## GIVEN RECORDS:
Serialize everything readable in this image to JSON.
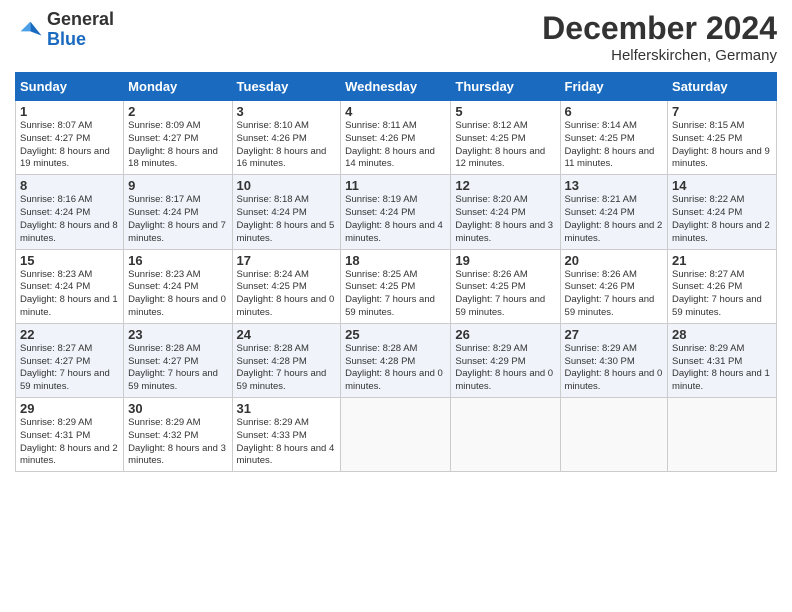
{
  "header": {
    "logo_line1": "General",
    "logo_line2": "Blue",
    "month_title": "December 2024",
    "location": "Helferskirchen, Germany"
  },
  "weekdays": [
    "Sunday",
    "Monday",
    "Tuesday",
    "Wednesday",
    "Thursday",
    "Friday",
    "Saturday"
  ],
  "weeks": [
    [
      {
        "day": "1",
        "sunrise": "8:07 AM",
        "sunset": "4:27 PM",
        "daylight": "8 hours and 19 minutes."
      },
      {
        "day": "2",
        "sunrise": "8:09 AM",
        "sunset": "4:27 PM",
        "daylight": "8 hours and 18 minutes."
      },
      {
        "day": "3",
        "sunrise": "8:10 AM",
        "sunset": "4:26 PM",
        "daylight": "8 hours and 16 minutes."
      },
      {
        "day": "4",
        "sunrise": "8:11 AM",
        "sunset": "4:26 PM",
        "daylight": "8 hours and 14 minutes."
      },
      {
        "day": "5",
        "sunrise": "8:12 AM",
        "sunset": "4:25 PM",
        "daylight": "8 hours and 12 minutes."
      },
      {
        "day": "6",
        "sunrise": "8:14 AM",
        "sunset": "4:25 PM",
        "daylight": "8 hours and 11 minutes."
      },
      {
        "day": "7",
        "sunrise": "8:15 AM",
        "sunset": "4:25 PM",
        "daylight": "8 hours and 9 minutes."
      }
    ],
    [
      {
        "day": "8",
        "sunrise": "8:16 AM",
        "sunset": "4:24 PM",
        "daylight": "8 hours and 8 minutes."
      },
      {
        "day": "9",
        "sunrise": "8:17 AM",
        "sunset": "4:24 PM",
        "daylight": "8 hours and 7 minutes."
      },
      {
        "day": "10",
        "sunrise": "8:18 AM",
        "sunset": "4:24 PM",
        "daylight": "8 hours and 5 minutes."
      },
      {
        "day": "11",
        "sunrise": "8:19 AM",
        "sunset": "4:24 PM",
        "daylight": "8 hours and 4 minutes."
      },
      {
        "day": "12",
        "sunrise": "8:20 AM",
        "sunset": "4:24 PM",
        "daylight": "8 hours and 3 minutes."
      },
      {
        "day": "13",
        "sunrise": "8:21 AM",
        "sunset": "4:24 PM",
        "daylight": "8 hours and 2 minutes."
      },
      {
        "day": "14",
        "sunrise": "8:22 AM",
        "sunset": "4:24 PM",
        "daylight": "8 hours and 2 minutes."
      }
    ],
    [
      {
        "day": "15",
        "sunrise": "8:23 AM",
        "sunset": "4:24 PM",
        "daylight": "8 hours and 1 minute."
      },
      {
        "day": "16",
        "sunrise": "8:23 AM",
        "sunset": "4:24 PM",
        "daylight": "8 hours and 0 minutes."
      },
      {
        "day": "17",
        "sunrise": "8:24 AM",
        "sunset": "4:25 PM",
        "daylight": "8 hours and 0 minutes."
      },
      {
        "day": "18",
        "sunrise": "8:25 AM",
        "sunset": "4:25 PM",
        "daylight": "7 hours and 59 minutes."
      },
      {
        "day": "19",
        "sunrise": "8:26 AM",
        "sunset": "4:25 PM",
        "daylight": "7 hours and 59 minutes."
      },
      {
        "day": "20",
        "sunrise": "8:26 AM",
        "sunset": "4:26 PM",
        "daylight": "7 hours and 59 minutes."
      },
      {
        "day": "21",
        "sunrise": "8:27 AM",
        "sunset": "4:26 PM",
        "daylight": "7 hours and 59 minutes."
      }
    ],
    [
      {
        "day": "22",
        "sunrise": "8:27 AM",
        "sunset": "4:27 PM",
        "daylight": "7 hours and 59 minutes."
      },
      {
        "day": "23",
        "sunrise": "8:28 AM",
        "sunset": "4:27 PM",
        "daylight": "7 hours and 59 minutes."
      },
      {
        "day": "24",
        "sunrise": "8:28 AM",
        "sunset": "4:28 PM",
        "daylight": "7 hours and 59 minutes."
      },
      {
        "day": "25",
        "sunrise": "8:28 AM",
        "sunset": "4:28 PM",
        "daylight": "8 hours and 0 minutes."
      },
      {
        "day": "26",
        "sunrise": "8:29 AM",
        "sunset": "4:29 PM",
        "daylight": "8 hours and 0 minutes."
      },
      {
        "day": "27",
        "sunrise": "8:29 AM",
        "sunset": "4:30 PM",
        "daylight": "8 hours and 0 minutes."
      },
      {
        "day": "28",
        "sunrise": "8:29 AM",
        "sunset": "4:31 PM",
        "daylight": "8 hours and 1 minute."
      }
    ],
    [
      {
        "day": "29",
        "sunrise": "8:29 AM",
        "sunset": "4:31 PM",
        "daylight": "8 hours and 2 minutes."
      },
      {
        "day": "30",
        "sunrise": "8:29 AM",
        "sunset": "4:32 PM",
        "daylight": "8 hours and 3 minutes."
      },
      {
        "day": "31",
        "sunrise": "8:29 AM",
        "sunset": "4:33 PM",
        "daylight": "8 hours and 4 minutes."
      },
      null,
      null,
      null,
      null
    ]
  ]
}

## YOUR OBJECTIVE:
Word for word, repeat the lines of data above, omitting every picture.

## TASK ANSWER:
Serialize everything readable in this image to JSON.
{
  "header": {
    "logo_line1": "General",
    "logo_line2": "Blue",
    "month_title": "December 2024",
    "location": "Helferskirchen, Germany"
  },
  "weekdays": [
    "Sunday",
    "Monday",
    "Tuesday",
    "Wednesday",
    "Thursday",
    "Friday",
    "Saturday"
  ],
  "weeks": [
    [
      {
        "day": "1",
        "sunrise": "8:07 AM",
        "sunset": "4:27 PM",
        "daylight": "8 hours and 19 minutes."
      },
      {
        "day": "2",
        "sunrise": "8:09 AM",
        "sunset": "4:27 PM",
        "daylight": "8 hours and 18 minutes."
      },
      {
        "day": "3",
        "sunrise": "8:10 AM",
        "sunset": "4:26 PM",
        "daylight": "8 hours and 16 minutes."
      },
      {
        "day": "4",
        "sunrise": "8:11 AM",
        "sunset": "4:26 PM",
        "daylight": "8 hours and 14 minutes."
      },
      {
        "day": "5",
        "sunrise": "8:12 AM",
        "sunset": "4:25 PM",
        "daylight": "8 hours and 12 minutes."
      },
      {
        "day": "6",
        "sunrise": "8:14 AM",
        "sunset": "4:25 PM",
        "daylight": "8 hours and 11 minutes."
      },
      {
        "day": "7",
        "sunrise": "8:15 AM",
        "sunset": "4:25 PM",
        "daylight": "8 hours and 9 minutes."
      }
    ],
    [
      {
        "day": "8",
        "sunrise": "8:16 AM",
        "sunset": "4:24 PM",
        "daylight": "8 hours and 8 minutes."
      },
      {
        "day": "9",
        "sunrise": "8:17 AM",
        "sunset": "4:24 PM",
        "daylight": "8 hours and 7 minutes."
      },
      {
        "day": "10",
        "sunrise": "8:18 AM",
        "sunset": "4:24 PM",
        "daylight": "8 hours and 5 minutes."
      },
      {
        "day": "11",
        "sunrise": "8:19 AM",
        "sunset": "4:24 PM",
        "daylight": "8 hours and 4 minutes."
      },
      {
        "day": "12",
        "sunrise": "8:20 AM",
        "sunset": "4:24 PM",
        "daylight": "8 hours and 3 minutes."
      },
      {
        "day": "13",
        "sunrise": "8:21 AM",
        "sunset": "4:24 PM",
        "daylight": "8 hours and 2 minutes."
      },
      {
        "day": "14",
        "sunrise": "8:22 AM",
        "sunset": "4:24 PM",
        "daylight": "8 hours and 2 minutes."
      }
    ],
    [
      {
        "day": "15",
        "sunrise": "8:23 AM",
        "sunset": "4:24 PM",
        "daylight": "8 hours and 1 minute."
      },
      {
        "day": "16",
        "sunrise": "8:23 AM",
        "sunset": "4:24 PM",
        "daylight": "8 hours and 0 minutes."
      },
      {
        "day": "17",
        "sunrise": "8:24 AM",
        "sunset": "4:25 PM",
        "daylight": "8 hours and 0 minutes."
      },
      {
        "day": "18",
        "sunrise": "8:25 AM",
        "sunset": "4:25 PM",
        "daylight": "7 hours and 59 minutes."
      },
      {
        "day": "19",
        "sunrise": "8:26 AM",
        "sunset": "4:25 PM",
        "daylight": "7 hours and 59 minutes."
      },
      {
        "day": "20",
        "sunrise": "8:26 AM",
        "sunset": "4:26 PM",
        "daylight": "7 hours and 59 minutes."
      },
      {
        "day": "21",
        "sunrise": "8:27 AM",
        "sunset": "4:26 PM",
        "daylight": "7 hours and 59 minutes."
      }
    ],
    [
      {
        "day": "22",
        "sunrise": "8:27 AM",
        "sunset": "4:27 PM",
        "daylight": "7 hours and 59 minutes."
      },
      {
        "day": "23",
        "sunrise": "8:28 AM",
        "sunset": "4:27 PM",
        "daylight": "7 hours and 59 minutes."
      },
      {
        "day": "24",
        "sunrise": "8:28 AM",
        "sunset": "4:28 PM",
        "daylight": "7 hours and 59 minutes."
      },
      {
        "day": "25",
        "sunrise": "8:28 AM",
        "sunset": "4:28 PM",
        "daylight": "8 hours and 0 minutes."
      },
      {
        "day": "26",
        "sunrise": "8:29 AM",
        "sunset": "4:29 PM",
        "daylight": "8 hours and 0 minutes."
      },
      {
        "day": "27",
        "sunrise": "8:29 AM",
        "sunset": "4:30 PM",
        "daylight": "8 hours and 0 minutes."
      },
      {
        "day": "28",
        "sunrise": "8:29 AM",
        "sunset": "4:31 PM",
        "daylight": "8 hours and 1 minute."
      }
    ],
    [
      {
        "day": "29",
        "sunrise": "8:29 AM",
        "sunset": "4:31 PM",
        "daylight": "8 hours and 2 minutes."
      },
      {
        "day": "30",
        "sunrise": "8:29 AM",
        "sunset": "4:32 PM",
        "daylight": "8 hours and 3 minutes."
      },
      {
        "day": "31",
        "sunrise": "8:29 AM",
        "sunset": "4:33 PM",
        "daylight": "8 hours and 4 minutes."
      },
      null,
      null,
      null,
      null
    ]
  ]
}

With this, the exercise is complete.